--- START ---
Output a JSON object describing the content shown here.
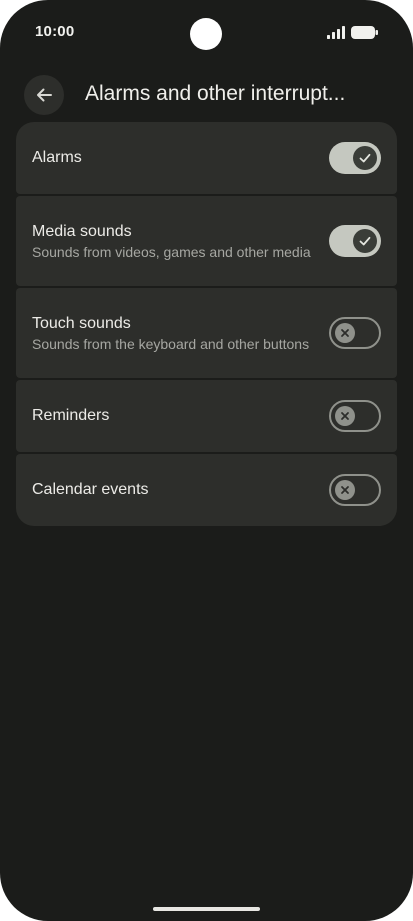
{
  "status_bar": {
    "time": "10:00",
    "icons": [
      "signal-icon",
      "battery-icon"
    ]
  },
  "app_bar": {
    "back_icon": "arrow-back-icon",
    "title": "Alarms and other interrupt..."
  },
  "settings": [
    {
      "title": "Alarms",
      "summary": "",
      "enabled": true
    },
    {
      "title": "Media sounds",
      "summary": "Sounds from videos, games and other media",
      "enabled": true
    },
    {
      "title": "Touch sounds",
      "summary": "Sounds from the keyboard and other buttons",
      "enabled": false
    },
    {
      "title": "Reminders",
      "summary": "",
      "enabled": false
    },
    {
      "title": "Calendar events",
      "summary": "",
      "enabled": false
    }
  ],
  "colors": {
    "background": "#1b1c1a",
    "card": "#2d2e2b",
    "switch_on_track": "#c5c8c0",
    "switch_on_thumb": "#3a3d38",
    "switch_off_outline": "#8f918b"
  }
}
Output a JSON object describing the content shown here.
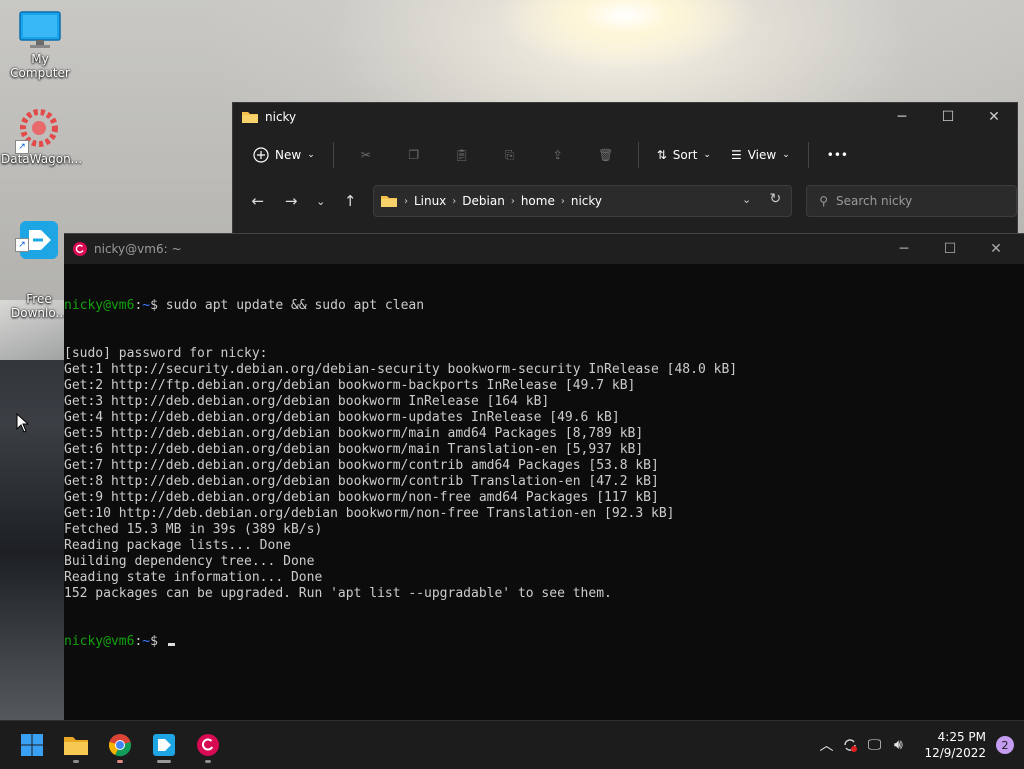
{
  "desktop": {
    "icons": [
      {
        "label": "My Computer"
      },
      {
        "label": "DataWagon..."
      },
      {
        "label": "Free\nDownlo..."
      }
    ]
  },
  "explorer": {
    "title": "nicky",
    "toolbar": {
      "new_label": "New",
      "sort_label": "Sort",
      "view_label": "View",
      "more_label": "•••"
    },
    "breadcrumb": [
      "Linux",
      "Debian",
      "home",
      "nicky"
    ],
    "search_placeholder": "Search nicky"
  },
  "terminal": {
    "title": "nicky@vm6: ~",
    "prompt_user": "nicky@vm6",
    "prompt_path": "~",
    "command": "sudo apt update && sudo apt clean",
    "output": [
      "[sudo] password for nicky:",
      "Get:1 http://security.debian.org/debian-security bookworm-security InRelease [48.0 kB]",
      "Get:2 http://ftp.debian.org/debian bookworm-backports InRelease [49.7 kB]",
      "Get:3 http://deb.debian.org/debian bookworm InRelease [164 kB]",
      "Get:4 http://deb.debian.org/debian bookworm-updates InRelease [49.6 kB]",
      "Get:5 http://deb.debian.org/debian bookworm/main amd64 Packages [8,789 kB]",
      "Get:6 http://deb.debian.org/debian bookworm/main Translation-en [5,937 kB]",
      "Get:7 http://deb.debian.org/debian bookworm/contrib amd64 Packages [53.8 kB]",
      "Get:8 http://deb.debian.org/debian bookworm/contrib Translation-en [47.2 kB]",
      "Get:9 http://deb.debian.org/debian bookworm/non-free amd64 Packages [117 kB]",
      "Get:10 http://deb.debian.org/debian bookworm/non-free Translation-en [92.3 kB]",
      "Fetched 15.3 MB in 39s (389 kB/s)",
      "Reading package lists... Done",
      "Building dependency tree... Done",
      "Reading state information... Done",
      "152 packages can be upgraded. Run 'apt list --upgradable' to see them."
    ]
  },
  "taskbar": {
    "apps": [
      "start-icon",
      "file-explorer-icon",
      "chrome-icon",
      "free-download-manager-icon",
      "debian-terminal-icon"
    ],
    "clock": {
      "time": "4:25 PM",
      "date": "12/9/2022"
    },
    "notification_count": "2"
  }
}
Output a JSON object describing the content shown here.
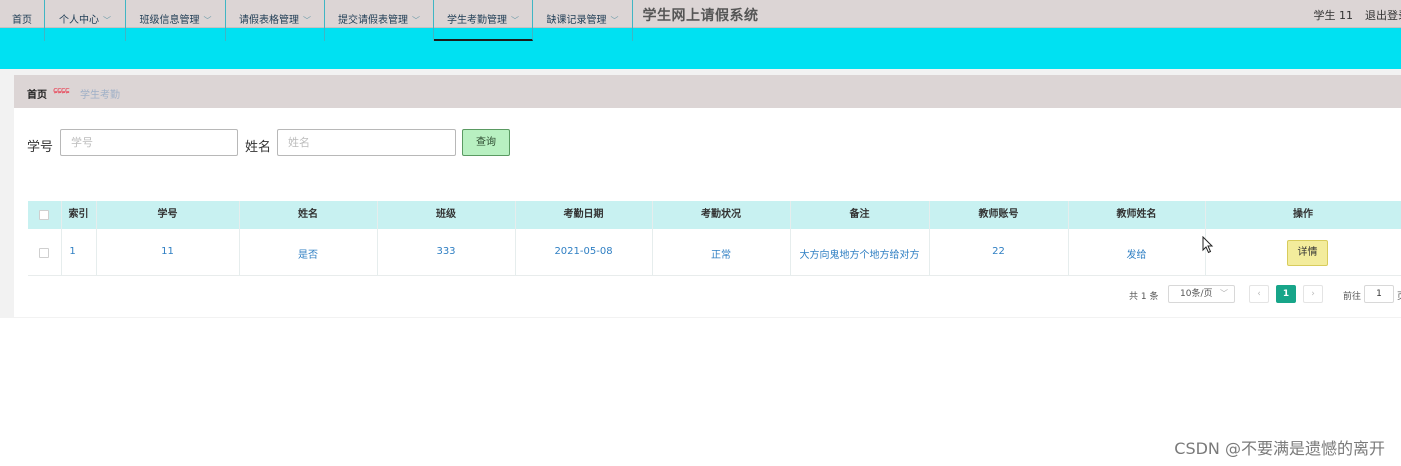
{
  "header": {
    "title": "学生网上请假系统",
    "user": "学生 11",
    "logout": "退出登录"
  },
  "nav": {
    "items": [
      {
        "label": "首页"
      },
      {
        "label": "个人中心"
      },
      {
        "label": "班级信息管理"
      },
      {
        "label": "请假表格管理"
      },
      {
        "label": "提交请假表管理"
      },
      {
        "label": "学生考勤管理"
      },
      {
        "label": "缺课记录管理"
      }
    ],
    "active": "学生考勤管理"
  },
  "breadcrumb": {
    "home": "首页",
    "separator": "ɕɕɕɕ",
    "current": "学生考勤"
  },
  "search": {
    "student_id_label": "学号",
    "student_id_placeholder": "学号",
    "name_label": "姓名",
    "name_placeholder": "姓名",
    "query_button": "查询"
  },
  "table": {
    "columns": [
      "索引",
      "学号",
      "姓名",
      "班级",
      "考勤日期",
      "考勤状况",
      "备注",
      "教师账号",
      "教师姓名",
      "操作"
    ],
    "rows": [
      {
        "index": "1",
        "student_id": "11",
        "name": "是否",
        "class": "333",
        "date": "2021-05-08",
        "status": "正常",
        "remark": "大方向鬼地方个地方给对方",
        "teacher_account": "22",
        "teacher_name": "发给",
        "action": "详情"
      }
    ]
  },
  "pagination": {
    "total": "共 1 条",
    "page_size": "10条/页",
    "prev": "‹",
    "current": "1",
    "next": "›",
    "goto_label": "前往",
    "goto_value": "1",
    "goto_suffix": "页"
  },
  "watermark": "CSDN @不要满是遗憾的离开",
  "colors": {
    "nav_bg": "#00e1f2",
    "header_bg": "#dcd5d5",
    "table_header_bg": "#c8f1f1",
    "query_button_bg": "#b8f0c1",
    "detail_button_bg": "#f3ec9c",
    "pagination_active": "#17a589",
    "link_text": "#2f7fc3"
  },
  "icons": {
    "nav_dropdown": "chevron-down-icon",
    "cursor": "mouse-pointer-icon"
  }
}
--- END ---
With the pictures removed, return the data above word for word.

Output a JSON object describing the content shown here.
{
  "status_bar": {
    "time": "10:00",
    "icons": [
      "signal-icon",
      "battery-icon"
    ]
  },
  "app_bar": {
    "back_icon": "arrow-back-icon",
    "title": "Alarms and other interrupt..."
  },
  "settings": [
    {
      "title": "Alarms",
      "summary": "",
      "enabled": true
    },
    {
      "title": "Media sounds",
      "summary": "Sounds from videos, games and other media",
      "enabled": true
    },
    {
      "title": "Touch sounds",
      "summary": "Sounds from the keyboard and other buttons",
      "enabled": false
    },
    {
      "title": "Reminders",
      "summary": "",
      "enabled": false
    },
    {
      "title": "Calendar events",
      "summary": "",
      "enabled": false
    }
  ],
  "colors": {
    "background": "#1b1c1a",
    "card": "#2d2e2b",
    "switch_on_track": "#c5c8c0",
    "switch_on_thumb": "#3a3d38",
    "switch_off_outline": "#8f918b"
  }
}
Output a JSON object describing the content shown here.
{
  "desktop": {
    "icons": [
      {
        "label": "My Computer"
      },
      {
        "label": "DataWagon..."
      },
      {
        "label": "Free\nDownlo..."
      }
    ]
  },
  "explorer": {
    "title": "nicky",
    "toolbar": {
      "new_label": "New",
      "sort_label": "Sort",
      "view_label": "View",
      "more_label": "•••"
    },
    "breadcrumb": [
      "Linux",
      "Debian",
      "home",
      "nicky"
    ],
    "search_placeholder": "Search nicky"
  },
  "terminal": {
    "title": "nicky@vm6: ~",
    "prompt_user": "nicky@vm6",
    "prompt_path": "~",
    "command": "sudo apt update && sudo apt clean",
    "output": [
      "[sudo] password for nicky:",
      "Get:1 http://security.debian.org/debian-security bookworm-security InRelease [48.0 kB]",
      "Get:2 http://ftp.debian.org/debian bookworm-backports InRelease [49.7 kB]",
      "Get:3 http://deb.debian.org/debian bookworm InRelease [164 kB]",
      "Get:4 http://deb.debian.org/debian bookworm-updates InRelease [49.6 kB]",
      "Get:5 http://deb.debian.org/debian bookworm/main amd64 Packages [8,789 kB]",
      "Get:6 http://deb.debian.org/debian bookworm/main Translation-en [5,937 kB]",
      "Get:7 http://deb.debian.org/debian bookworm/contrib amd64 Packages [53.8 kB]",
      "Get:8 http://deb.debian.org/debian bookworm/contrib Translation-en [47.2 kB]",
      "Get:9 http://deb.debian.org/debian bookworm/non-free amd64 Packages [117 kB]",
      "Get:10 http://deb.debian.org/debian bookworm/non-free Translation-en [92.3 kB]",
      "Fetched 15.3 MB in 39s (389 kB/s)",
      "Reading package lists... Done",
      "Building dependency tree... Done",
      "Reading state information... Done",
      "152 packages can be upgraded. Run 'apt list --upgradable' to see them."
    ]
  },
  "taskbar": {
    "apps": [
      "start-icon",
      "file-explorer-icon",
      "chrome-icon",
      "free-download-manager-icon",
      "debian-terminal-icon"
    ],
    "clock": {
      "time": "4:25 PM",
      "date": "12/9/2022"
    },
    "notification_count": "2"
  }
}
Output a JSON object describing the content shown here.
{
  "header": {
    "title": "学生网上请假系统",
    "user": "学生 11",
    "logout": "退出登录"
  },
  "nav": {
    "items": [
      {
        "label": "首页"
      },
      {
        "label": "个人中心"
      },
      {
        "label": "班级信息管理"
      },
      {
        "label": "请假表格管理"
      },
      {
        "label": "提交请假表管理"
      },
      {
        "label": "学生考勤管理"
      },
      {
        "label": "缺课记录管理"
      }
    ],
    "active": "学生考勤管理"
  },
  "breadcrumb": {
    "home": "首页",
    "separator": "ɕɕɕɕ",
    "current": "学生考勤"
  },
  "search": {
    "student_id_label": "学号",
    "student_id_placeholder": "学号",
    "name_label": "姓名",
    "name_placeholder": "姓名",
    "query_button": "查询"
  },
  "table": {
    "columns": [
      "索引",
      "学号",
      "姓名",
      "班级",
      "考勤日期",
      "考勤状况",
      "备注",
      "教师账号",
      "教师姓名",
      "操作"
    ],
    "rows": [
      {
        "index": "1",
        "student_id": "11",
        "name": "是否",
        "class": "333",
        "date": "2021-05-08",
        "status": "正常",
        "remark": "大方向鬼地方个地方给对方",
        "teacher_account": "22",
        "teacher_name": "发给",
        "action": "详情"
      }
    ]
  },
  "pagination": {
    "total": "共 1 条",
    "page_size": "10条/页",
    "prev": "‹",
    "current": "1",
    "next": "›",
    "goto_label": "前往",
    "goto_value": "1",
    "goto_suffix": "页"
  },
  "watermark": "CSDN @不要满是遗憾的离开",
  "colors": {
    "nav_bg": "#00e1f2",
    "header_bg": "#dcd5d5",
    "table_header_bg": "#c8f1f1",
    "query_button_bg": "#b8f0c1",
    "detail_button_bg": "#f3ec9c",
    "pagination_active": "#17a589",
    "link_text": "#2f7fc3"
  },
  "icons": {
    "nav_dropdown": "chevron-down-icon",
    "cursor": "mouse-pointer-icon"
  }
}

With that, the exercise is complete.